Author: Shashi Joshi
Publisher: Roli Books
ISBN/UPC (if available): 9788174365835
The existing histories of the Partition of British India have very little chance of capturing the moods and mindsets, the helplessness and the frustration of those who steered the course. The histories written thus far have either focused on political narratives or on the ideological analysis. More recently, the spotlight has turned towards the madness and pathology of hatred and mass murders.
The Last Durebar tells it as it was – without the epic quality of conventional writing filled with the rhetoric of freedom and greatness, and without the legalese and constitution-making vocabulary of the Transfer of Power. The personal and political meet and separate at the last durbar, with Louis Mountbatten on the throne, and the modern, constitutional ‘durbaris’ hail the advent of freedom and bid farewell to each other.

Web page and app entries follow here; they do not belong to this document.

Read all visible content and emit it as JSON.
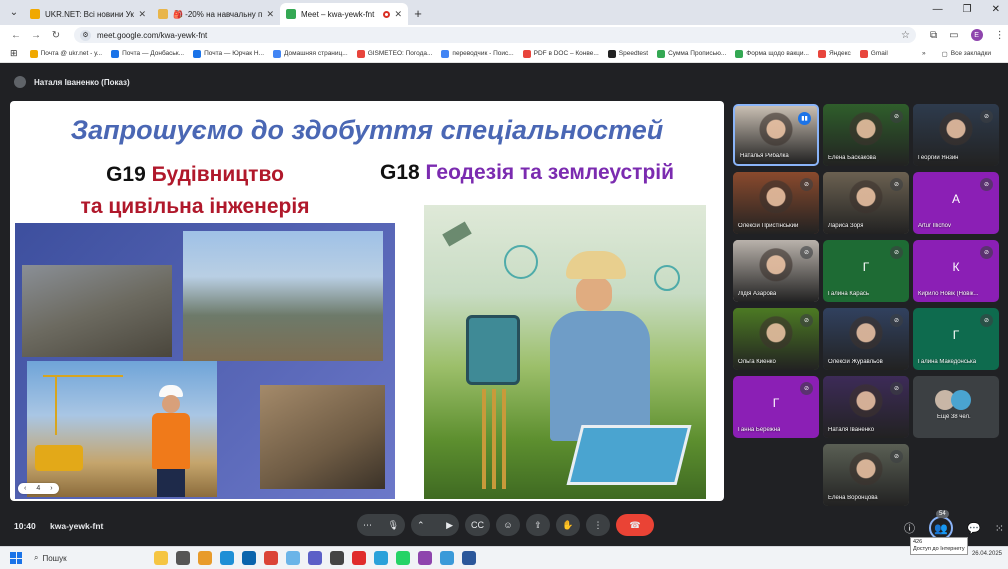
{
  "browser": {
    "tabs": [
      {
        "title": "UKR.NET: Всі новини України,",
        "fav": "#f0a800",
        "active": false
      },
      {
        "title": "🎒 -20% на навчальну програ",
        "fav": "#e8b54a",
        "active": false
      },
      {
        "title": "Meet – kwa-yewk-fnt",
        "fav": "#34a853",
        "active": true
      }
    ],
    "new_tab": "+",
    "url": "meet.google.com/kwa-yewk-fnt",
    "profile_letter": "Е",
    "bookmarks": [
      {
        "label": "Почта @ ukr.net - у...",
        "color": "#f0a800"
      },
      {
        "label": "Почта — Донбаськ...",
        "color": "#1a73e8"
      },
      {
        "label": "Почта — Юрчак Н...",
        "color": "#1a73e8"
      },
      {
        "label": "Домашняя страниц...",
        "color": "#4285f4"
      },
      {
        "label": "GISMETEO: Погода...",
        "color": "#e8453c"
      },
      {
        "label": "переводчик - Поис...",
        "color": "#4285f4"
      },
      {
        "label": "PDF в DOC – Конве...",
        "color": "#e8453c"
      },
      {
        "label": "Speedtest",
        "color": "#222"
      },
      {
        "label": "Сумма Прописью...",
        "color": "#34a853"
      },
      {
        "label": "Форма щодо вакци...",
        "color": "#34a853"
      },
      {
        "label": "Яндекс",
        "color": "#e8453c"
      },
      {
        "label": "Gmail",
        "color": "#e8453c"
      }
    ],
    "all_bookmarks": "Все закладки"
  },
  "meet": {
    "presenter": "Наталя Іваненко (Показ)",
    "clock": "10:40",
    "meeting_code": "kwa-yewk-fnt",
    "people_count": "54",
    "tooltip_line1": "426",
    "tooltip_line2": "Доступ до Інтернету",
    "slide": {
      "title": "Запрошуємо до здобуття спеціальностей",
      "g19_code": "G19",
      "g19_line1": "Будівництво",
      "g19_line2": "та цивільна інженерія",
      "g18_code": "G18",
      "g18_title": "Геодезія та землеустрій",
      "page": "4",
      "prev": "‹",
      "next": "›"
    },
    "participants": [
      {
        "name": "Наталья Рибалка",
        "type": "video",
        "mic": "speak",
        "bg": "#c9bfb3"
      },
      {
        "name": "Елена Баскакова",
        "type": "video",
        "mic": "off",
        "bg": "#2f5e2b"
      },
      {
        "name": "Георгий Янзин",
        "type": "video",
        "mic": "off",
        "bg": "#2e3b4d"
      },
      {
        "name": "Олексій Пристінський",
        "type": "video",
        "mic": "off",
        "bg": "#8a4a2d"
      },
      {
        "name": "Лариса Зоря",
        "type": "video",
        "mic": "off",
        "bg": "#6b6151"
      },
      {
        "name": "Artur Illichov",
        "type": "avatar",
        "letter": "A",
        "mic": "off",
        "bg": "#8b1fb5"
      },
      {
        "name": "Лідія Азарова",
        "type": "video",
        "mic": "off",
        "bg": "#b9b2ab"
      },
      {
        "name": "Галина Карась",
        "type": "avatar",
        "letter": "Г",
        "mic": "off",
        "bg": "#1e6b34"
      },
      {
        "name": "Кирило Новік (Новік...",
        "type": "avatar",
        "letter": "К",
        "mic": "off",
        "bg": "#8b1fb5"
      },
      {
        "name": "Ольга Киенко",
        "type": "video",
        "mic": "off",
        "bg": "#4c7a23"
      },
      {
        "name": "Олексій Журавльов",
        "type": "video",
        "mic": "off",
        "bg": "#31415f"
      },
      {
        "name": "Галина Македонська",
        "type": "avatar",
        "letter": "Г",
        "mic": "off",
        "bg": "#0e6b4e"
      },
      {
        "name": "Ганна Бережна",
        "type": "avatar",
        "letter": "Г",
        "mic": "off",
        "bg": "#8b1fb5"
      },
      {
        "name": "Наталя Іваненко",
        "type": "video",
        "mic": "off",
        "bg": "#3d2b58"
      },
      {
        "name": "Ещё 38 чел.",
        "type": "more",
        "mic": "none",
        "bg": "#3c4043"
      },
      {
        "name": "Елена Воронцова",
        "type": "video",
        "mic": "off",
        "bg": "#5a5f54"
      }
    ]
  },
  "taskbar": {
    "search": "Пошук",
    "date": "26.04.2025",
    "lang": "УКР"
  }
}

The play is based on private papers of Mountbatten, including verbatim records, testimonies, and discussions of the leading political figures. It is a nuanced and multilayered account of the months and days the eventually led to the independent nations of India and Pakistan.
Drama is the only genre of written history that allows us to fully portray the complexity of such a process and frame the atmosphere of the concentrated moment. The history of Partition has never before been told in this way.
‘There is library full of literature on the Partition. But for the first time, a celebrated scholar of contemporary Indian history has tried to dramatize the event.’
-Khushwant Singh, Telegraph
‘It is not dry history. One fervently hopes this book is prescribed in every University of India, Pakistan and Bangladesh.’
-Rajinder Puri, Statesman
History in Dialogue: An Introductory Note
List of characters
Acronyms and Glossary
The Last Durbar